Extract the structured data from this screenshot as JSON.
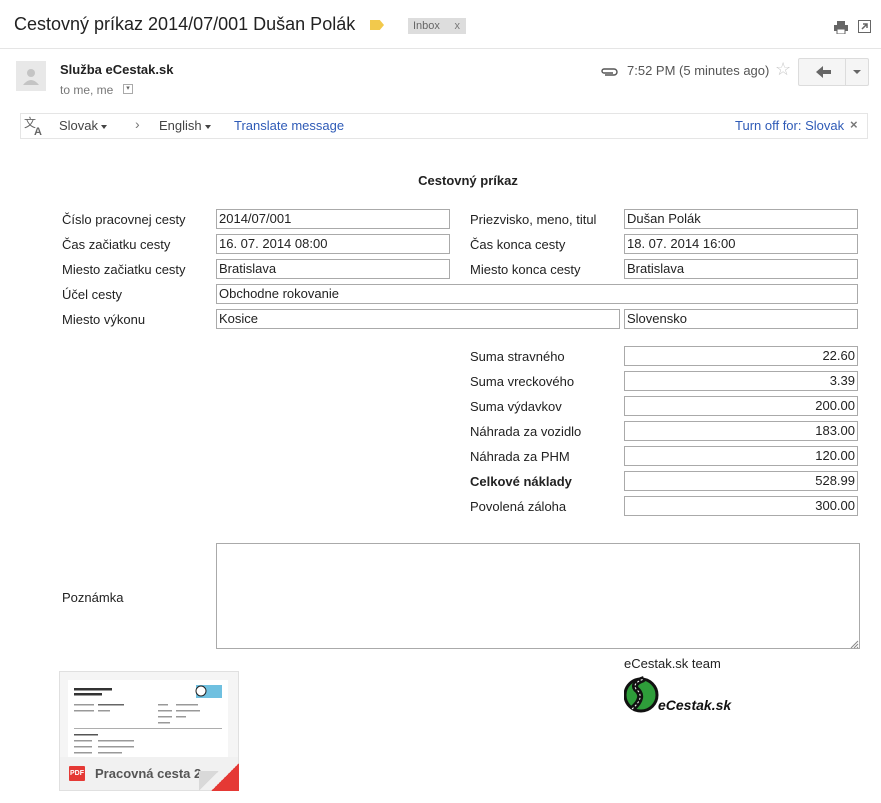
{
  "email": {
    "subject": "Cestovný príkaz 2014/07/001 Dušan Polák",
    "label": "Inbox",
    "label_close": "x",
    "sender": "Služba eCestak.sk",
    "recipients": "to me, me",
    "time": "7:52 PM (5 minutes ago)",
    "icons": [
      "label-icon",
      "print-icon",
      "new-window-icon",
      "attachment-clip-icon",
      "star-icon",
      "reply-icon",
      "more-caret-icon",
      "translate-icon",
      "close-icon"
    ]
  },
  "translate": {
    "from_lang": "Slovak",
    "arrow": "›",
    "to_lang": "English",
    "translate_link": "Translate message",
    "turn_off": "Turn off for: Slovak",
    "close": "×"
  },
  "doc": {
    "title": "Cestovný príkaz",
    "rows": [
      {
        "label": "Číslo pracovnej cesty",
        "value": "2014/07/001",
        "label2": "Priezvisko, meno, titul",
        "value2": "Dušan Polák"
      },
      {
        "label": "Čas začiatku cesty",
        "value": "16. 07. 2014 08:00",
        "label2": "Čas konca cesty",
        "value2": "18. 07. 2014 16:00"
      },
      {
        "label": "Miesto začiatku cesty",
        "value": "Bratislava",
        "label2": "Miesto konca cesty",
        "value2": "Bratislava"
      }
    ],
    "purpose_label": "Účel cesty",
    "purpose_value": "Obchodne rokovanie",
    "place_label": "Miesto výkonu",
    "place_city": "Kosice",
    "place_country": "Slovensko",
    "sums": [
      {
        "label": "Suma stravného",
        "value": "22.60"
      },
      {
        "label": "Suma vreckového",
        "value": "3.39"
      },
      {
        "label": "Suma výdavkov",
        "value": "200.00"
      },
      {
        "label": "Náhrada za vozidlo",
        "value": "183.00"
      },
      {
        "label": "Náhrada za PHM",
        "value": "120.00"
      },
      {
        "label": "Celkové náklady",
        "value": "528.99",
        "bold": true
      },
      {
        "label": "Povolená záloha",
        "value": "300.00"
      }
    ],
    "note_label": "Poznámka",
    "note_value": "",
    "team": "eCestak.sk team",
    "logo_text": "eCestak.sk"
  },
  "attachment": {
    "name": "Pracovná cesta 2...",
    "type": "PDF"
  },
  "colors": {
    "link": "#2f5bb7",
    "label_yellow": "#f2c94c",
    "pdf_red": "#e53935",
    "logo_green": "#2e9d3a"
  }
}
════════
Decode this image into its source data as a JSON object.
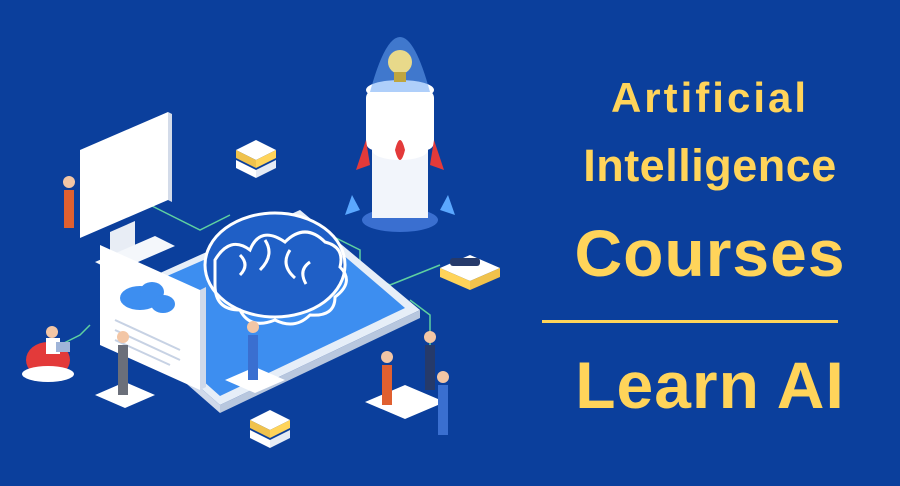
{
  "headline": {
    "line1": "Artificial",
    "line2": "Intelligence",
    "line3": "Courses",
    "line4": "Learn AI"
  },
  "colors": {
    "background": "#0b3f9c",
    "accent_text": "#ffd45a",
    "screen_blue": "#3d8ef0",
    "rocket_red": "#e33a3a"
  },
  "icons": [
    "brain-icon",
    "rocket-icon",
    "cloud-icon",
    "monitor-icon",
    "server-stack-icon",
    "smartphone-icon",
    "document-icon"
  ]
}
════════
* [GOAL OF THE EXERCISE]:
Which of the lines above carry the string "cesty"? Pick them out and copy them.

* [REPLY TO THE EXERCISE]:
        "label": "Číslo pracovnej cesty",
        "label": "Čas začiatku cesty",
        "label2": "Čas konca cesty",
        "label": "Miesto začiatku cesty",
        "label2": "Miesto konca cesty",
    "purpose_label": "Účel cesty",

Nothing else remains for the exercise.